What is needed here is each entry reproduced exactly, without its pictures.

>>>

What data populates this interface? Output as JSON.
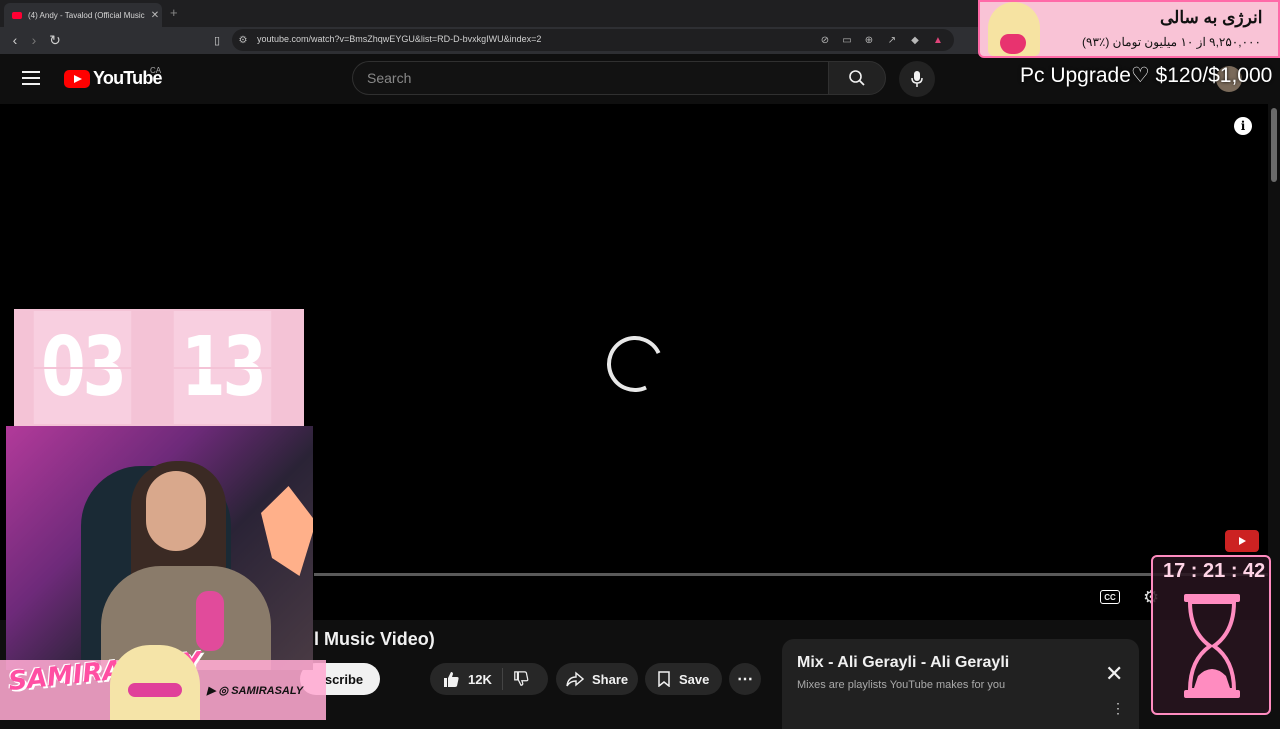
{
  "browser": {
    "tab_title": "(4) Andy - Tavalod (Official Music",
    "url": "youtube.com/watch?v=BmsZhqwEYGU&list=RD-D-bvxkgIWU&index=2"
  },
  "youtube": {
    "logo_text": "YouTube",
    "region": "CA",
    "search_placeholder": "Search"
  },
  "video": {
    "title_fragment": "l Music Video)",
    "subscribe_label": "Subscribe",
    "subscribe_visible": "scribe",
    "likes": "12K",
    "share_label": "Share",
    "save_label": "Save",
    "cc_label": "CC"
  },
  "mix_panel": {
    "title": "Mix - Ali Gerayli - Ali Gerayli",
    "subtitle": "Mixes are playlists YouTube makes for you"
  },
  "stream_overlay": {
    "countdown_minutes": "03",
    "countdown_seconds": "13",
    "clock": "17 : 21 : 42",
    "goal_text": "Pc Upgrade♡ $120/$1,000",
    "streamer_name": "SAMIRA SALY",
    "social_handle": "SAMIRASALY",
    "donation_title": "انرژی به سالی",
    "donation_sub": "۹,۲۵۰,۰۰۰ از ۱۰ میلیون تومان (٪۹۳)",
    "accent_color": "#ff6aa8"
  }
}
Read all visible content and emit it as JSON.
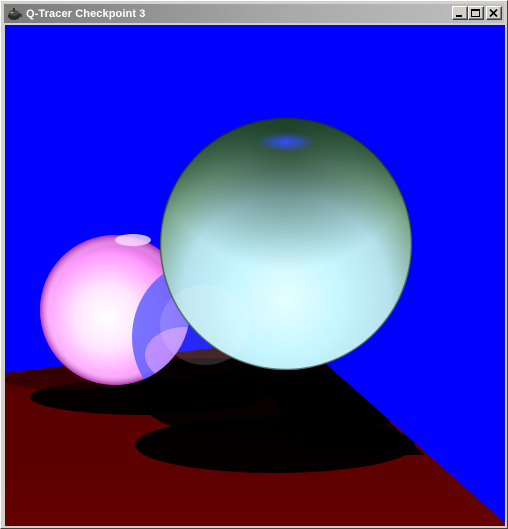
{
  "window": {
    "title": "Q-Tracer Checkpoint 3",
    "app_icon": "teapot-icon",
    "buttons": [
      {
        "name": "minimize-button",
        "icon": "minimize-icon"
      },
      {
        "name": "maximize-button",
        "icon": "maximize-icon"
      },
      {
        "name": "close-button",
        "icon": "close-icon"
      }
    ]
  },
  "scene": {
    "background_color": "#0000ff",
    "floor_color": "#990000",
    "objects": [
      {
        "name": "pink-sphere",
        "color": "#ff80ff"
      },
      {
        "name": "green-glass-sphere",
        "color": "#c0ffff"
      }
    ]
  }
}
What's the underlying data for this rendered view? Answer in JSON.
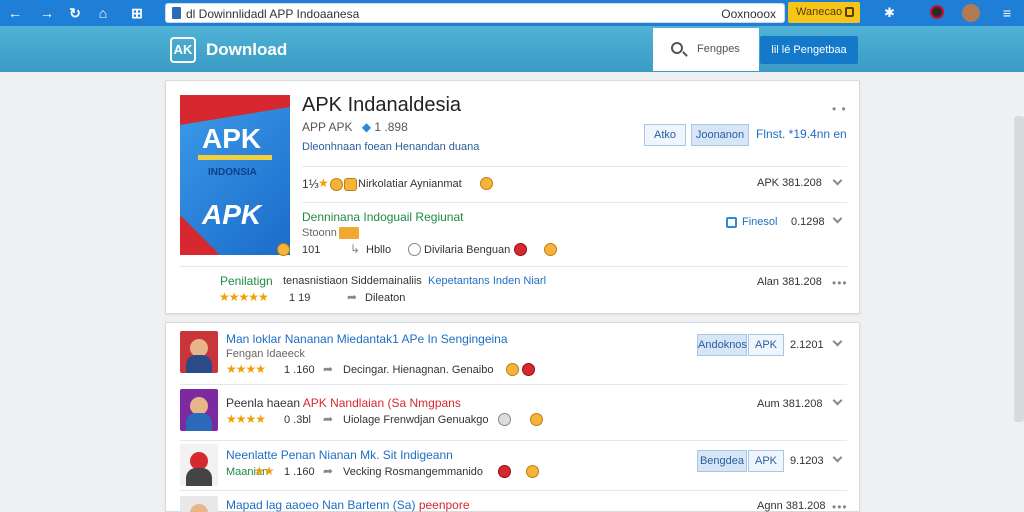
{
  "browser": {
    "url": "dl Dowinnlidadl APP Indoaanesa",
    "address_right": "Ooxnooox",
    "button_label": "Wanecao"
  },
  "header": {
    "logo_mark": "AK",
    "logo_text": "Download",
    "search_label": "Fengpes",
    "action_button": "lil lé Pengetbaa"
  },
  "app": {
    "icon_top": "APK",
    "icon_middle": "INDONSIA",
    "icon_bottom": "APK",
    "title": "APK Indanaldesia",
    "subtitle": "APP APK",
    "subtitle_version": "1 .898",
    "description": "Dleonhnaan foean Henandan duana",
    "chip1": "Atko",
    "chip2": "Joonanon",
    "price": "Flnst. *19.4nn en",
    "row1_rank": "1⅓",
    "row1_text": "Nirkolatiar Aynianmat",
    "row1_right": "APK 381.208",
    "row2_title": "Denninana Indoguail Regiunat",
    "row2_right_label": "Finesol",
    "row2_right_value": "0.1298",
    "row3_label": "Stoonn",
    "row3_count": "101",
    "row3_sort": "Hbllo",
    "row3_text": "Divilaria Benguan",
    "bottom_green": "Penilatign",
    "bottom_text": "tenasnistiaon Siddemainaliis",
    "bottom_blue": "Kepetantans Inden Niarl",
    "bottom_rating": "1 19",
    "bottom_link": "Dileaton",
    "bottom_right": "Alan 381.208"
  },
  "list": [
    {
      "title": "Man loklar Nananan  Miedantak1 APe In Sengingeina",
      "subtitle": "Fengan Idaeeck",
      "rating": "1 .160",
      "action": "Decingar. Hienagnan. Genaibo",
      "chip1": "Andoknos",
      "chip2": "APK",
      "right": "2.1201"
    },
    {
      "title": "Peenla haean",
      "title_red": "APK  Nandlaian (Sa Nmgpans",
      "rating": "0 .3bl",
      "action": "Uiolage  Frenwdjan Genuakgo",
      "right": "Aum 381.208"
    },
    {
      "title": "Neenlatte Penan Nianan Mk. Sit Indigeann",
      "green": "Maanian",
      "rating": "1 .160",
      "action": "Vecking  Rosmangemmanido",
      "chip1": "Bengdea",
      "chip2": "APK",
      "right": "9.1203"
    },
    {
      "title": "Mapad lag aaoeo Nan Bartenn (Sa)",
      "title_red": "peenpore",
      "right": "Agnn 381.208"
    }
  ],
  "colors": {
    "browser_bar": "#1f7fd6",
    "header": "#3a9bc4",
    "accent": "#1479c9",
    "stars": "#f0a000",
    "brand_red": "#d7282f"
  }
}
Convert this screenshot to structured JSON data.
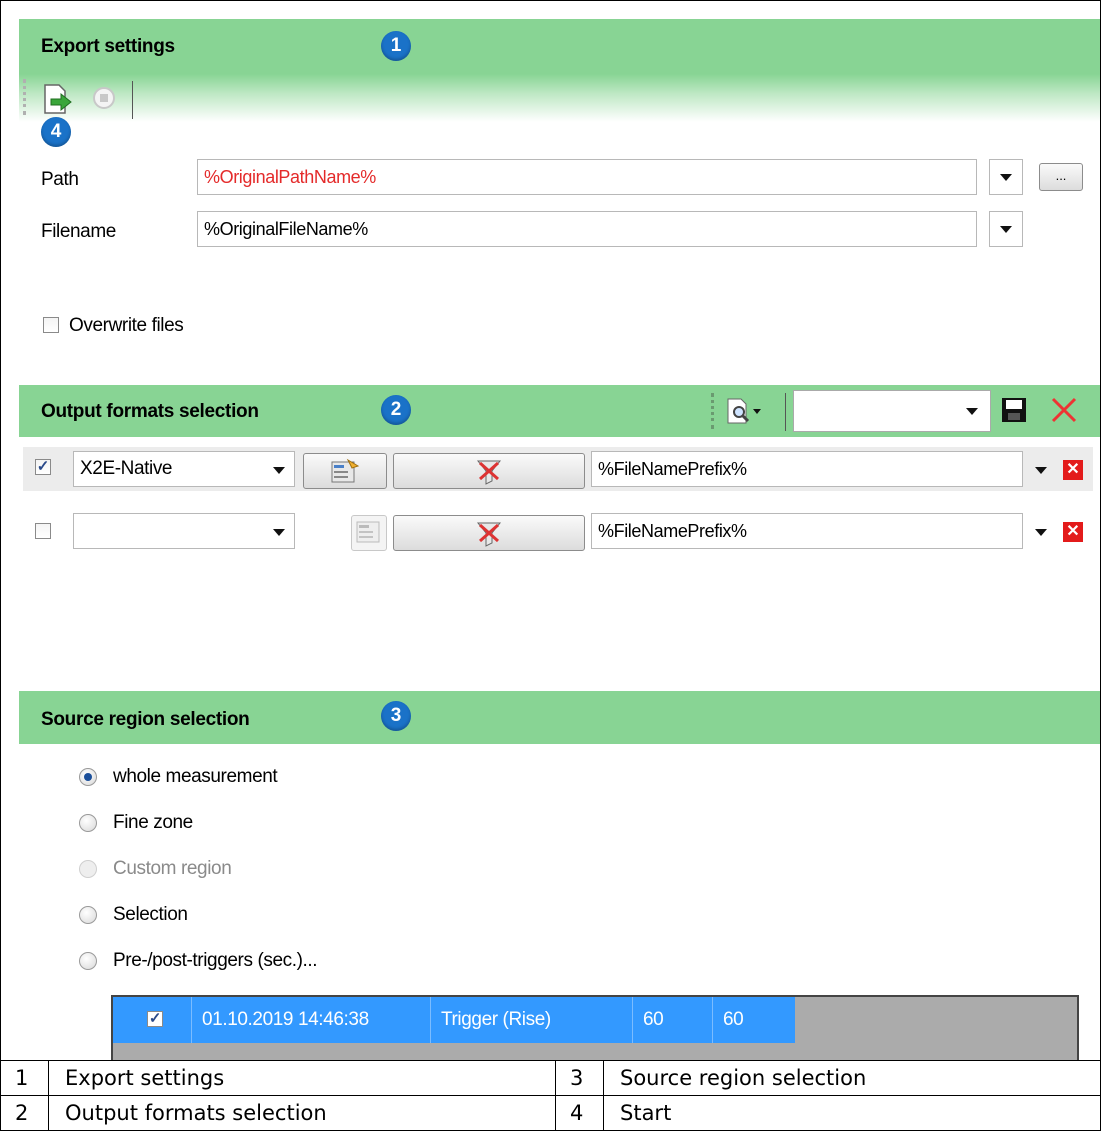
{
  "export_settings": {
    "title": "Export settings",
    "badge": "1",
    "start_badge": "4",
    "path_label": "Path",
    "path_value": "%OriginalPathName%",
    "browse_label": "...",
    "filename_label": "Filename",
    "filename_value": "%OriginalFileName%",
    "overwrite_label": "Overwrite files"
  },
  "output_formats": {
    "title": "Output formats selection",
    "badge": "2",
    "rows": [
      {
        "format": "X2E-Native",
        "prefix": "%FileNamePrefix%",
        "checked": true
      },
      {
        "format": "",
        "prefix": "%FileNamePrefix%",
        "checked": false
      }
    ]
  },
  "source_region": {
    "title": "Source region selection",
    "badge": "3",
    "options": [
      "whole measurement",
      "Fine zone",
      "Custom region",
      "Selection",
      "Pre-/post-triggers (sec.)..."
    ],
    "trigger_row": {
      "date": "01.10.2019 14:46:38",
      "type": "Trigger (Rise)",
      "pre": "60",
      "post": "60"
    }
  },
  "legend": [
    {
      "num": "1",
      "label": "Export settings"
    },
    {
      "num": "3",
      "label": "Source region selection"
    },
    {
      "num": "2",
      "label": "Output formats selection"
    },
    {
      "num": "4",
      "label": "Start"
    }
  ],
  "colors": {
    "header_green": "#88d494",
    "badge_blue": "#1a72c8",
    "selection_blue": "#3399ff",
    "error_red": "#e42a2a"
  }
}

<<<

Solution to the exercise
What data populates this interface? Output as JSON.
{
  "browser": {
    "tab_title": "(4) Andy - Tavalod (Official Music",
    "url": "youtube.com/watch?v=BmsZhqwEYGU&list=RD-D-bvxkgIWU&index=2"
  },
  "youtube": {
    "logo_text": "YouTube",
    "region": "CA",
    "search_placeholder": "Search"
  },
  "video": {
    "title_fragment": "l Music Video)",
    "subscribe_label": "Subscribe",
    "subscribe_visible": "scribe",
    "likes": "12K",
    "share_label": "Share",
    "save_label": "Save",
    "cc_label": "CC"
  },
  "mix_panel": {
    "title": "Mix - Ali Gerayli - Ali Gerayli",
    "subtitle": "Mixes are playlists YouTube makes for you"
  },
  "stream_overlay": {
    "countdown_minutes": "03",
    "countdown_seconds": "13",
    "clock": "17 : 21 : 42",
    "goal_text": "Pc Upgrade♡ $120/$1,000",
    "streamer_name": "SAMIRA SALY",
    "social_handle": "SAMIRASALY",
    "donation_title": "انرژی به سالی",
    "donation_sub": "۹,۲۵۰,۰۰۰ از ۱۰ میلیون تومان (٪۹۳)",
    "accent_color": "#ff6aa8"
  }
}
Read all visible content and emit it as JSON.
{
  "window": {
    "title": "Q-Tracer Checkpoint 3",
    "app_icon": "teapot-icon",
    "buttons": [
      {
        "name": "minimize-button",
        "icon": "minimize-icon"
      },
      {
        "name": "maximize-button",
        "icon": "maximize-icon"
      },
      {
        "name": "close-button",
        "icon": "close-icon"
      }
    ]
  },
  "scene": {
    "background_color": "#0000ff",
    "floor_color": "#990000",
    "objects": [
      {
        "name": "pink-sphere",
        "color": "#ff80ff"
      },
      {
        "name": "green-glass-sphere",
        "color": "#c0ffff"
      }
    ]
  }
}
What's the underlying data for this rendered view? Answer in JSON.
{
  "browser": {
    "url": "dl Dowinnlidadl APP Indoaanesa",
    "address_right": "Ooxnooox",
    "button_label": "Wanecao"
  },
  "header": {
    "logo_mark": "AK",
    "logo_text": "Download",
    "search_label": "Fengpes",
    "action_button": "lil lé Pengetbaa"
  },
  "app": {
    "icon_top": "APK",
    "icon_middle": "INDONSIA",
    "icon_bottom": "APK",
    "title": "APK Indanaldesia",
    "subtitle": "APP APK",
    "subtitle_version": "1 .898",
    "description": "Dleonhnaan foean Henandan duana",
    "chip1": "Atko",
    "chip2": "Joonanon",
    "price": "Flnst. *19.4nn en",
    "row1_rank": "1⅓",
    "row1_text": "Nirkolatiar Aynianmat",
    "row1_right": "APK 381.208",
    "row2_title": "Denninana Indoguail Regiunat",
    "row2_right_label": "Finesol",
    "row2_right_value": "0.1298",
    "row3_label": "Stoonn",
    "row3_count": "101",
    "row3_sort": "Hbllo",
    "row3_text": "Divilaria Benguan",
    "bottom_green": "Penilatign",
    "bottom_text": "tenasnistiaon Siddemainaliis",
    "bottom_blue": "Kepetantans Inden Niarl",
    "bottom_rating": "1 19",
    "bottom_link": "Dileaton",
    "bottom_right": "Alan 381.208"
  },
  "list": [
    {
      "title": "Man loklar Nananan  Miedantak1 APe In Sengingeina",
      "subtitle": "Fengan Idaeeck",
      "rating": "1 .160",
      "action": "Decingar. Hienagnan. Genaibo",
      "chip1": "Andoknos",
      "chip2": "APK",
      "right": "2.1201"
    },
    {
      "title": "Peenla haean",
      "title_red": "APK  Nandlaian (Sa Nmgpans",
      "rating": "0 .3bl",
      "action": "Uiolage  Frenwdjan Genuakgo",
      "right": "Aum 381.208"
    },
    {
      "title": "Neenlatte Penan Nianan Mk. Sit Indigeann",
      "green": "Maanian",
      "rating": "1 .160",
      "action": "Vecking  Rosmangemmanido",
      "chip1": "Bengdea",
      "chip2": "APK",
      "right": "9.1203"
    },
    {
      "title": "Mapad lag aaoeo Nan Bartenn (Sa)",
      "title_red": "peenpore",
      "right": "Agnn 381.208"
    }
  ],
  "colors": {
    "browser_bar": "#1f7fd6",
    "header": "#3a9bc4",
    "accent": "#1479c9",
    "stars": "#f0a000",
    "brand_red": "#d7282f"
  }
}
Convert this screenshot to structured JSON data.
{
  "export_settings": {
    "title": "Export settings",
    "badge": "1",
    "start_badge": "4",
    "path_label": "Path",
    "path_value": "%OriginalPathName%",
    "browse_label": "...",
    "filename_label": "Filename",
    "filename_value": "%OriginalFileName%",
    "overwrite_label": "Overwrite files"
  },
  "output_formats": {
    "title": "Output formats selection",
    "badge": "2",
    "rows": [
      {
        "format": "X2E-Native",
        "prefix": "%FileNamePrefix%",
        "checked": true
      },
      {
        "format": "",
        "prefix": "%FileNamePrefix%",
        "checked": false
      }
    ]
  },
  "source_region": {
    "title": "Source region selection",
    "badge": "3",
    "options": [
      "whole measurement",
      "Fine zone",
      "Custom region",
      "Selection",
      "Pre-/post-triggers (sec.)..."
    ],
    "trigger_row": {
      "date": "01.10.2019 14:46:38",
      "type": "Trigger (Rise)",
      "pre": "60",
      "post": "60"
    }
  },
  "legend": [
    {
      "num": "1",
      "label": "Export settings"
    },
    {
      "num": "3",
      "label": "Source region selection"
    },
    {
      "num": "2",
      "label": "Output formats selection"
    },
    {
      "num": "4",
      "label": "Start"
    }
  ],
  "colors": {
    "header_green": "#88d494",
    "badge_blue": "#1a72c8",
    "selection_blue": "#3399ff",
    "error_red": "#e42a2a"
  }
}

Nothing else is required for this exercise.